The gas hub plan ties in with Prime Minister Narendra Modi’s efforts to boost the share of natural gas in India’s energy mix to 15% by 2030, from just over 6% now.
Domestic supply is also increasing. ONGC, India’s largest producer, supplied 23.5bn cubic meters of gas in the 2017-18 financial year and plans to almost double this within the next four years.
The Indian authorities, are considering overhauling the policy of fixed domestic gas prices, currently based on a formula derived from prices in the US, Canada, UK and Russia. Delhi sees itself as a potential candidate for Asia’s largest LNG trading hub, in a region that lacks accurate benchmarks reflecting Asian gas fundamentals.
India’s ranking on major global indices in 2018- a quick recap
In World Bank’s Ease of Doing Business rankings portray, we rank 77th on a list of 190 economies that are doing well for businesses. India improved its rank substantially on the Ease of Doing Business index from 132 in 2016, to 100 in 2017, and further to 77 in 2018.
In the Human Development Index (HDI), compiled by the United Nations Development Program, taking parameters like education, health and income into account, India has done slightly better than the previous year as it climbed up a spot from 131 to 130 out of 189 nations.
In Happiness Index, India slipped 11 spots from 122nd rank of 2017 to become the 133rd happiest nation in the world.

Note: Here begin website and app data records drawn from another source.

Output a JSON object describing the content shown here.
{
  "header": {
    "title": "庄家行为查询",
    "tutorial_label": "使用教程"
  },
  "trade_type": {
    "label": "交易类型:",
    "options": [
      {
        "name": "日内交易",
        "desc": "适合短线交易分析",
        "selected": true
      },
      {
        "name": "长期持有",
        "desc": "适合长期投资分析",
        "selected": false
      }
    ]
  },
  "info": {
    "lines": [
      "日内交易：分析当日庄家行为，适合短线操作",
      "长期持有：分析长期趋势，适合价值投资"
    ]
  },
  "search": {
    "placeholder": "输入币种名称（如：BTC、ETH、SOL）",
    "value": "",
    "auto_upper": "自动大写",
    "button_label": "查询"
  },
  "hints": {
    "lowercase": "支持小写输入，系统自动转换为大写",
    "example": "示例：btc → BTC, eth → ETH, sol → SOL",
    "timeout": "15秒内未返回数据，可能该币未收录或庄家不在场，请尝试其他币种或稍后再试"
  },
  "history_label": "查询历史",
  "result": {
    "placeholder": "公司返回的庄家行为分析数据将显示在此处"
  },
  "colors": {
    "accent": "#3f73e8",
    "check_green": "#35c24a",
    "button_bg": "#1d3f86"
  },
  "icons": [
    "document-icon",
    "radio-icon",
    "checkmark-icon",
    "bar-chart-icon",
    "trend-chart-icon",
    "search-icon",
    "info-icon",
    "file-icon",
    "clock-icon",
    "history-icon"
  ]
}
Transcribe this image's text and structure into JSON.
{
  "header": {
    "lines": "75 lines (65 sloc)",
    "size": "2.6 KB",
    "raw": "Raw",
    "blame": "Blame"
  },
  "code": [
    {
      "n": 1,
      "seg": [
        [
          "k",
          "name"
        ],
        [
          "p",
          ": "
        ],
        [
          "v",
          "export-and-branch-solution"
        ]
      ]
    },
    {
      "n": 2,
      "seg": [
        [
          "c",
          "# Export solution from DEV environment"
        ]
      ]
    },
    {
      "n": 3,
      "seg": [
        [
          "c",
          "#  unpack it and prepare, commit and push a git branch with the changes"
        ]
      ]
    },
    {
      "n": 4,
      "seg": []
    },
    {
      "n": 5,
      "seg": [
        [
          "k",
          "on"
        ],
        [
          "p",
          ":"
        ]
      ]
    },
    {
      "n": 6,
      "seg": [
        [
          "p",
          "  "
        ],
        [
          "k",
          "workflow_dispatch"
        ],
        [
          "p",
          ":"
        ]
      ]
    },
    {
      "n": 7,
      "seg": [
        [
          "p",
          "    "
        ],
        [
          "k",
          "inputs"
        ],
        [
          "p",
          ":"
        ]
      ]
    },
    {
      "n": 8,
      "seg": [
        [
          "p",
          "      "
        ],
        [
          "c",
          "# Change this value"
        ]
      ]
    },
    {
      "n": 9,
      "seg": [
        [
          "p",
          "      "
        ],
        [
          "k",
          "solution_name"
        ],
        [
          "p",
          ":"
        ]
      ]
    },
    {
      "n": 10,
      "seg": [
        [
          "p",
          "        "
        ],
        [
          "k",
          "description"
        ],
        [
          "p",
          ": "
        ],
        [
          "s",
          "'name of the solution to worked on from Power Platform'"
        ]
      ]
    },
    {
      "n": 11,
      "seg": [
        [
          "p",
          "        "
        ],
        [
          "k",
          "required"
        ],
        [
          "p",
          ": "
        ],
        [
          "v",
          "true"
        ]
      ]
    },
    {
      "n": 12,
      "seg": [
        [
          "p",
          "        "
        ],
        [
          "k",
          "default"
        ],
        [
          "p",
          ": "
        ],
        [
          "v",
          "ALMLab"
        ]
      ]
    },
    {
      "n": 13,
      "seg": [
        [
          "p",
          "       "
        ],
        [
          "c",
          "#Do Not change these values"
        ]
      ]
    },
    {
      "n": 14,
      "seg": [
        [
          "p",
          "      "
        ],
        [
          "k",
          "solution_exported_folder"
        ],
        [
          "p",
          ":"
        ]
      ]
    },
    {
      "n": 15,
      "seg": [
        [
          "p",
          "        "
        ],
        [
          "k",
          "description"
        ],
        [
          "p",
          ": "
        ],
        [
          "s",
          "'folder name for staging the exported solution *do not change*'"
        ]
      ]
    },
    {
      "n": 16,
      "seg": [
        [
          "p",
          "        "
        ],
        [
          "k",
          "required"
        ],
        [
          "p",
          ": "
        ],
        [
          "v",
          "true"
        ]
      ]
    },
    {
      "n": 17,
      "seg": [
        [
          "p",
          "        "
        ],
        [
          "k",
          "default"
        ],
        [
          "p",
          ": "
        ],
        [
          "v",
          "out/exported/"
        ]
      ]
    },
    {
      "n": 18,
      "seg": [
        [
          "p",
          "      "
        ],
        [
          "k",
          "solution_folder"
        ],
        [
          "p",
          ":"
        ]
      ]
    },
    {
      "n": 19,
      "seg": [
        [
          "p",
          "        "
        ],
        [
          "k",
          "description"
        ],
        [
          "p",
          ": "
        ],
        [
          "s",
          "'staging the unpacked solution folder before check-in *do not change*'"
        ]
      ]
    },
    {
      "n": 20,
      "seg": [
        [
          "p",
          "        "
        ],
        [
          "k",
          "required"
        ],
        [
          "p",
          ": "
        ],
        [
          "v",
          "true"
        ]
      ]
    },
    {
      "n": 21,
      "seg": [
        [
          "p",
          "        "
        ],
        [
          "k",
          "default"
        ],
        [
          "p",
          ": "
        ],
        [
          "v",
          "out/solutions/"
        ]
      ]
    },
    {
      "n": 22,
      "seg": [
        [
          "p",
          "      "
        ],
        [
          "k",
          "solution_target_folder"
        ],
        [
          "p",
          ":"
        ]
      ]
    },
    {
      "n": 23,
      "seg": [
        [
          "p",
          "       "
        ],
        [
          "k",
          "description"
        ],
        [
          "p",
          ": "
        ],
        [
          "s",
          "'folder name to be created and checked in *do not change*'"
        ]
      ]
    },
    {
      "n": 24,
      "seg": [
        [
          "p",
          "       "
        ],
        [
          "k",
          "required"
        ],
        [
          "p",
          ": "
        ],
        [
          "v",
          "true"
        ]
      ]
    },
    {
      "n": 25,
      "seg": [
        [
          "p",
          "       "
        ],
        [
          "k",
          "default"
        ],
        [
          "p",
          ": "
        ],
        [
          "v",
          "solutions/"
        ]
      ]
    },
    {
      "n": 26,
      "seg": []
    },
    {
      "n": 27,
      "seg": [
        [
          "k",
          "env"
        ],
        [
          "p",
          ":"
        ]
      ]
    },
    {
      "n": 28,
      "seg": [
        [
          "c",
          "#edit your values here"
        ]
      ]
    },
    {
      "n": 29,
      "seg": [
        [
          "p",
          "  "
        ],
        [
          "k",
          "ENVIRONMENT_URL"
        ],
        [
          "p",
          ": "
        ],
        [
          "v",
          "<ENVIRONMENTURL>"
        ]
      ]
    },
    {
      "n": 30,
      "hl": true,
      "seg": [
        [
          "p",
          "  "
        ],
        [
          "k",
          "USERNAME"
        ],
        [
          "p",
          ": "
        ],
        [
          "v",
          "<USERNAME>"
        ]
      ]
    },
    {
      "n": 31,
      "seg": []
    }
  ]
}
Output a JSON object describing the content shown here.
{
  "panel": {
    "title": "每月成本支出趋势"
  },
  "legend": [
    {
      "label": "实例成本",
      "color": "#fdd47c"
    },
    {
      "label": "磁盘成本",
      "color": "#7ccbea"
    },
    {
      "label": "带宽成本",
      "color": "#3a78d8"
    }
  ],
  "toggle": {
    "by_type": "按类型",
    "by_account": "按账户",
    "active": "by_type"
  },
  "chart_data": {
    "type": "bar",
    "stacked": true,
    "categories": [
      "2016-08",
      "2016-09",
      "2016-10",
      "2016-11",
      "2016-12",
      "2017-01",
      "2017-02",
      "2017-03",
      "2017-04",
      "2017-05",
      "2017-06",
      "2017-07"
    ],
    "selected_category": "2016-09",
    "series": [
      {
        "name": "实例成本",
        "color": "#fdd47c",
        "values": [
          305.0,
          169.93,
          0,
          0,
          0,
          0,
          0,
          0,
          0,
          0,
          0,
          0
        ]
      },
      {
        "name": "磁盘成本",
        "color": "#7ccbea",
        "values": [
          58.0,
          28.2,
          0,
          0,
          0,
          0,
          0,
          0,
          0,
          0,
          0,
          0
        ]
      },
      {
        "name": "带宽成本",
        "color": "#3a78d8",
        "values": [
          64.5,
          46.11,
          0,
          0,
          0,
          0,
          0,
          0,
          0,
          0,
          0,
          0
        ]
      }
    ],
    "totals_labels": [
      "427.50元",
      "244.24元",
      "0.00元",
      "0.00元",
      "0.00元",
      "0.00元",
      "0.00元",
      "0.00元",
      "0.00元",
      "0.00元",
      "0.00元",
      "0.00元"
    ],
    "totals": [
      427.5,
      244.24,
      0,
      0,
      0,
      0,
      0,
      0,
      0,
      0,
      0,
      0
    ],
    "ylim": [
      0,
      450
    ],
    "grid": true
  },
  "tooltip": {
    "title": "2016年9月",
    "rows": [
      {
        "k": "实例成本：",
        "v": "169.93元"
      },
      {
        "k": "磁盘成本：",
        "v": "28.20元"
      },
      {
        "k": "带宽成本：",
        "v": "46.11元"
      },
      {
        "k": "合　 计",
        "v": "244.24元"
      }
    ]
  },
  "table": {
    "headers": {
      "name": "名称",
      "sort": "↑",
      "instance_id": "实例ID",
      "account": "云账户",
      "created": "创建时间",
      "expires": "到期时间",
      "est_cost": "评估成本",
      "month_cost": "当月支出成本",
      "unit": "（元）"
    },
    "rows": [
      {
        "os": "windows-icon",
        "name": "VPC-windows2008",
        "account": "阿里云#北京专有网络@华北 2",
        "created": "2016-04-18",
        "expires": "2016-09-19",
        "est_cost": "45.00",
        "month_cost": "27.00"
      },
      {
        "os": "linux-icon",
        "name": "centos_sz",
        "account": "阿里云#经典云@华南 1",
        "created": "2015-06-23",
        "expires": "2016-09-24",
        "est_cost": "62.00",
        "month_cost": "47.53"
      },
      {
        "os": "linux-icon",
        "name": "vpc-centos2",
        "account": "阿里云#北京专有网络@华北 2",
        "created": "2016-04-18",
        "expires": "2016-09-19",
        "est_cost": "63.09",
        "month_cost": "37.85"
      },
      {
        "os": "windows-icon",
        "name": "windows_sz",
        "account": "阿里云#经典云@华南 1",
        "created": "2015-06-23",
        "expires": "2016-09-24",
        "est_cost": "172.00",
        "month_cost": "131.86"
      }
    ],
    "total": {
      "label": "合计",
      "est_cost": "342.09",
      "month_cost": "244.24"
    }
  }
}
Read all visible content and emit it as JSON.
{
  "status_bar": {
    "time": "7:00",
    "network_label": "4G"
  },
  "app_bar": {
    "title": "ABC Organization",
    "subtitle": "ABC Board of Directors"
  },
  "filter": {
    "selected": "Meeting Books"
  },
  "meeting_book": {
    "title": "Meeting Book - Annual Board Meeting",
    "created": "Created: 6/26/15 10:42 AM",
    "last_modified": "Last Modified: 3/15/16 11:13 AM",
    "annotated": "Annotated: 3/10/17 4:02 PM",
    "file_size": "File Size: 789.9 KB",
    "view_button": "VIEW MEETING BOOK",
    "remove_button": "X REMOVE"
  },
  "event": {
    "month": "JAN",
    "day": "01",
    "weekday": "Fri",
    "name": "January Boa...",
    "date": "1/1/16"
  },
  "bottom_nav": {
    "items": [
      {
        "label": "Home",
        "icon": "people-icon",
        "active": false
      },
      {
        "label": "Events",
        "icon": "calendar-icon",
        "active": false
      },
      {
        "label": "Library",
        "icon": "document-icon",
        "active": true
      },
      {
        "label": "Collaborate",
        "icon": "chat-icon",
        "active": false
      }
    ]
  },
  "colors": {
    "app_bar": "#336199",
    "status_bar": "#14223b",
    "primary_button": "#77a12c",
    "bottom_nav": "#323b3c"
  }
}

It is an annual publication carried out by United Nations Sustainable Development Solutions Network since 2012.
In the Global Peace Index, India has performed poorly and has done just a shade better than its previous performance of 137 as we rank 136 this time. Iceland, New Zealand, Austria, Denmark and Canada are the most peaceful countries, according to GPI.
Global Hunger Index has also shown a fall in India’s ranking from the past year. While India ranked 100th in a list of 119 countries last year, the 2018 performance is worse as now it is on 103rd spot. According to the report, “a ranking below 100 shows that a country’s undernourishment, child wasting, child stunting, and child mortality levels are at the highest level.”